Segment Start: RECORD SET

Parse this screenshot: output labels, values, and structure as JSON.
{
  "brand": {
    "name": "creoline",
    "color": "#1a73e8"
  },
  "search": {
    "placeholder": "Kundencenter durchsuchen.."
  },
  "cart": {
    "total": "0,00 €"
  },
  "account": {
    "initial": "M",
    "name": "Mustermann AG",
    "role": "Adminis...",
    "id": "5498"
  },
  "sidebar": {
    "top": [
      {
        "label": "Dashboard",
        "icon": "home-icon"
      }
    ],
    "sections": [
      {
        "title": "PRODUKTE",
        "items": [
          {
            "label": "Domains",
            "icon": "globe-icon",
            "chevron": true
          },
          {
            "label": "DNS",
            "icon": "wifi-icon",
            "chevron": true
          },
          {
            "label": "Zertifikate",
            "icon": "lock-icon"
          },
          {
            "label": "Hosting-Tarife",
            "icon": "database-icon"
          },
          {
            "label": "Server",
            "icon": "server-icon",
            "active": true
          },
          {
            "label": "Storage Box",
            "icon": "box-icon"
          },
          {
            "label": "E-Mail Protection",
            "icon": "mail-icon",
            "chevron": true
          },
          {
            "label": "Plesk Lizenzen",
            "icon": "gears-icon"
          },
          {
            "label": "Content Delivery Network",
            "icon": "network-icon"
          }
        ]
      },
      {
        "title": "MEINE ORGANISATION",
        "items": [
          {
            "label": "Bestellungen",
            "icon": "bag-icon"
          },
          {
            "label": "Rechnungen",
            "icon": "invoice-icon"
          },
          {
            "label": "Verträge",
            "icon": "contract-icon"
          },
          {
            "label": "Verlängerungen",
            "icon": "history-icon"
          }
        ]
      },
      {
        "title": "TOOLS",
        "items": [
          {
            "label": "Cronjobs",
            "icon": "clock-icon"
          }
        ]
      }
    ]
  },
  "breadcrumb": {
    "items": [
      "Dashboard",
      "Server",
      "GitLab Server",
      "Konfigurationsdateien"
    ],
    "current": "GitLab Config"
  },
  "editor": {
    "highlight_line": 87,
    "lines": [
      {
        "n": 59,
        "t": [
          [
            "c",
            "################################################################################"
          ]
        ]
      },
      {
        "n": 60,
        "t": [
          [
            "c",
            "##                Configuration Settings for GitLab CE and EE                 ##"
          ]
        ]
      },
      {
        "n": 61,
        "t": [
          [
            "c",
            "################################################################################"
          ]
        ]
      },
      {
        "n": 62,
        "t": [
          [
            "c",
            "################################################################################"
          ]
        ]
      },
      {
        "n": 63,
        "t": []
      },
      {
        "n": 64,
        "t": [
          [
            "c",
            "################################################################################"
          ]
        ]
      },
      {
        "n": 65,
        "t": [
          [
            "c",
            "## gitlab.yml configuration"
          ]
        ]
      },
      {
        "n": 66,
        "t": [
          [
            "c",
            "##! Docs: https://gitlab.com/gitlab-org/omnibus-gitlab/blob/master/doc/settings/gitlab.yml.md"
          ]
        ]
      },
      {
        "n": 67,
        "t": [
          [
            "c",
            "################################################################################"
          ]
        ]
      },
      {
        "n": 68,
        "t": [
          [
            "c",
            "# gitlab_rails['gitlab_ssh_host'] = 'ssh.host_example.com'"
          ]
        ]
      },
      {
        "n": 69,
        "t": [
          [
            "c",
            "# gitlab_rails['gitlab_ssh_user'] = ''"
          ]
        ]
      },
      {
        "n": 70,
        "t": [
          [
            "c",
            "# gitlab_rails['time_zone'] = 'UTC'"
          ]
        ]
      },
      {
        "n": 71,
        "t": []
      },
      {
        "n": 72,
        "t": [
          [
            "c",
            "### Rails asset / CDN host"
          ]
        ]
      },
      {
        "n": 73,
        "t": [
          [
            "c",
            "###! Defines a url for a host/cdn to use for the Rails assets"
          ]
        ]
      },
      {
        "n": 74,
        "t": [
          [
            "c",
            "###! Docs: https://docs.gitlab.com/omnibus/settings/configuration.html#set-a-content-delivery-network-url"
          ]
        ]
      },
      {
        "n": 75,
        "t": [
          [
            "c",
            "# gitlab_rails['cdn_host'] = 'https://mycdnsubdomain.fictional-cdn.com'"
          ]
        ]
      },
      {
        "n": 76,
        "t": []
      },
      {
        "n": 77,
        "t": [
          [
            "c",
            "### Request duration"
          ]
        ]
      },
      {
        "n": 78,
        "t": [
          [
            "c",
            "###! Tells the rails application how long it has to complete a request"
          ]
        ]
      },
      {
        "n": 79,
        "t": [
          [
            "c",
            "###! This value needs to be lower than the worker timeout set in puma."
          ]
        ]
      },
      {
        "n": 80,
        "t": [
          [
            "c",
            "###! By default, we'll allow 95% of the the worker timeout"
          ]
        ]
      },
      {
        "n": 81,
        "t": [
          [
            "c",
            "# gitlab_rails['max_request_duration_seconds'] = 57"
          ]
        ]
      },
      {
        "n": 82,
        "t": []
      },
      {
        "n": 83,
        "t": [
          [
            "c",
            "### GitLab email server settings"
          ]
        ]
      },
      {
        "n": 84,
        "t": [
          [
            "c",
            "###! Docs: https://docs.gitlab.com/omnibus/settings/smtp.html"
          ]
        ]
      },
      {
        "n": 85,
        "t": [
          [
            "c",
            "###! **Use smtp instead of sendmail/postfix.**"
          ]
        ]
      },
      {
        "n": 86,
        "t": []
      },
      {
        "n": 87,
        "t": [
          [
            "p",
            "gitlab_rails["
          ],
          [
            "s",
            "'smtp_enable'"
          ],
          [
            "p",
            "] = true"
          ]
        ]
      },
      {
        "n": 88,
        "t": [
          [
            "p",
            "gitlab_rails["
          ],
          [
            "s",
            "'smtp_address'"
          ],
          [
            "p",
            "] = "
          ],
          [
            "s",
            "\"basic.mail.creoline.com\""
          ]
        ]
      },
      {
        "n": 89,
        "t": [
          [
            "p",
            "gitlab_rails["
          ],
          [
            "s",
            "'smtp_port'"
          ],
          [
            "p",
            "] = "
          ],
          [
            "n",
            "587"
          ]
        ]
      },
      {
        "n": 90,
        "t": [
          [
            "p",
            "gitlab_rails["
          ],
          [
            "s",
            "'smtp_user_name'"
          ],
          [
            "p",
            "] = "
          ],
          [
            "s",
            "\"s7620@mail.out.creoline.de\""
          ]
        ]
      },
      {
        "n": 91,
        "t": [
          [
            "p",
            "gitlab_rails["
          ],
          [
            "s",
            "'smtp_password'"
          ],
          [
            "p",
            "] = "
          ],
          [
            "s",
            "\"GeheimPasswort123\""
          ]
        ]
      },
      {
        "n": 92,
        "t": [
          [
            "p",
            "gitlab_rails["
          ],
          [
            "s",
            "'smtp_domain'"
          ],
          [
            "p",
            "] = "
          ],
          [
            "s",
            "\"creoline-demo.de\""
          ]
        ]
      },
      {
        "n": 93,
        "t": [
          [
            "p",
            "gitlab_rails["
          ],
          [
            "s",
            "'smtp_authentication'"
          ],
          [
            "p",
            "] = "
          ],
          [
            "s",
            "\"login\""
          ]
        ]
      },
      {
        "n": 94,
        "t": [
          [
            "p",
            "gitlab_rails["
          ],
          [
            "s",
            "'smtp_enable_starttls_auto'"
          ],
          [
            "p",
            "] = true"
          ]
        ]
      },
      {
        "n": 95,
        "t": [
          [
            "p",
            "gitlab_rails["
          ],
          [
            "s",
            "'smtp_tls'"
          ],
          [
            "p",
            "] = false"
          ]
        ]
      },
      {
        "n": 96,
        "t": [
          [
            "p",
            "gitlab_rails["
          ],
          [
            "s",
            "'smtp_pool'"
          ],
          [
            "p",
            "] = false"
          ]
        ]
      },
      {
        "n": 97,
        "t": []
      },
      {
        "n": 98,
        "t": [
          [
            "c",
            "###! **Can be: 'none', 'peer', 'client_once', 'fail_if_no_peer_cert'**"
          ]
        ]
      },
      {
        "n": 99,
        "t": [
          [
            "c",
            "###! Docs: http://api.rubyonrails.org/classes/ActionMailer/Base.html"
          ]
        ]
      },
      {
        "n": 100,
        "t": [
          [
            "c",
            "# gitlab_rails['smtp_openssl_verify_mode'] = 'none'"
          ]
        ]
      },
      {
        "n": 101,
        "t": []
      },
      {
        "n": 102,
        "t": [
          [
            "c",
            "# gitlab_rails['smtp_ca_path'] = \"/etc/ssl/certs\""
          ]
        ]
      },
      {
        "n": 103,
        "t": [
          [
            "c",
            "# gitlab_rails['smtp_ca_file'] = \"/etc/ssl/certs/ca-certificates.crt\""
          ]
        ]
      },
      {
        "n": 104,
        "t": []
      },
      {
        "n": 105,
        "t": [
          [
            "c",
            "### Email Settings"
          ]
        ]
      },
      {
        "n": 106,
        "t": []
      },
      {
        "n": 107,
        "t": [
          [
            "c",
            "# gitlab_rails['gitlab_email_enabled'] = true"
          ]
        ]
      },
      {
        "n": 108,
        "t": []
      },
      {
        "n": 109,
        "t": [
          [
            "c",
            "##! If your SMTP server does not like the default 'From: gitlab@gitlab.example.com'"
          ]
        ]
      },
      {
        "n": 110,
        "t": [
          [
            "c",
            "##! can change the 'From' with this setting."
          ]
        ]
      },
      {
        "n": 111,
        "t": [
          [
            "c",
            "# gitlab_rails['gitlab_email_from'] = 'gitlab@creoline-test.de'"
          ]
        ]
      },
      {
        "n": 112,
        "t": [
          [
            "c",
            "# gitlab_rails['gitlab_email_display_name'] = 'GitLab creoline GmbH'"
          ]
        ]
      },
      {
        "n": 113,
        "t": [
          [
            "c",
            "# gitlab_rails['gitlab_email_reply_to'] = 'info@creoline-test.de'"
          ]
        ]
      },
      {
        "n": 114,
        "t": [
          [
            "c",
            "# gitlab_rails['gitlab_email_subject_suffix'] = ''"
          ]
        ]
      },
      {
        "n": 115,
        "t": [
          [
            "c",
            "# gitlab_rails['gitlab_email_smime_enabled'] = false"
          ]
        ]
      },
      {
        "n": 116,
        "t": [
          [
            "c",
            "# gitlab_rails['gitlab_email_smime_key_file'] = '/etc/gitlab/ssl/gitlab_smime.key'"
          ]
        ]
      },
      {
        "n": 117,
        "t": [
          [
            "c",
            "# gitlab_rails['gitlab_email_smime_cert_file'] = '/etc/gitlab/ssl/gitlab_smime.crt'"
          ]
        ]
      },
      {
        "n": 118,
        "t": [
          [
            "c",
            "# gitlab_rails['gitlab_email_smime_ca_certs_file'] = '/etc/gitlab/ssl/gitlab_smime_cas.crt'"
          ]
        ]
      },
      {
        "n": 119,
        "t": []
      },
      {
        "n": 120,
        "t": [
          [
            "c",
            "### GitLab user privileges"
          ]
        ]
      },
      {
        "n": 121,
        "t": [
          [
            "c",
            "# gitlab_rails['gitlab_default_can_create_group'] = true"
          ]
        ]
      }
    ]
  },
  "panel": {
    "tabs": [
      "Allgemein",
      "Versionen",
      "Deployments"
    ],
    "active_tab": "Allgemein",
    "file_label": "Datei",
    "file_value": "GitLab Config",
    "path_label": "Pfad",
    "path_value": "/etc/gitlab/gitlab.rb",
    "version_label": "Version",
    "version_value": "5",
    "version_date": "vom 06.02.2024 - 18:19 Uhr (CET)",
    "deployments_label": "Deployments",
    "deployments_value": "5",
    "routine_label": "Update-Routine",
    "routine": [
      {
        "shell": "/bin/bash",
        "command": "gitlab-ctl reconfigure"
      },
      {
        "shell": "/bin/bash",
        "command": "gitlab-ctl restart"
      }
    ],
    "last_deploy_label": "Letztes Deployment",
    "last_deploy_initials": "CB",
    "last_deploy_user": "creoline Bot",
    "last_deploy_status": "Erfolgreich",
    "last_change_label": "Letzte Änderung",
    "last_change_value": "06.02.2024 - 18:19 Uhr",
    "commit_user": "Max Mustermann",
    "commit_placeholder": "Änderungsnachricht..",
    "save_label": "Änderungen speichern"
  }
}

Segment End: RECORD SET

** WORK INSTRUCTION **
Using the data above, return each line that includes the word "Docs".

** TASK ANSWER **
            "##! Docs: https://gitlab.com/gitlab-org/omnibus-gitlab/blob/master/doc/settings/gitlab.yml.md"
            "###! Docs: https://docs.gitlab.com/omnibus/settings/configuration.html#set-a-content-delivery-network-url"
            "###! Docs: https://docs.gitlab.com/omnibus/settings/smtp.html"
            "###! Docs: http://api.rubyonrails.org/classes/ActionMailer/Base.html"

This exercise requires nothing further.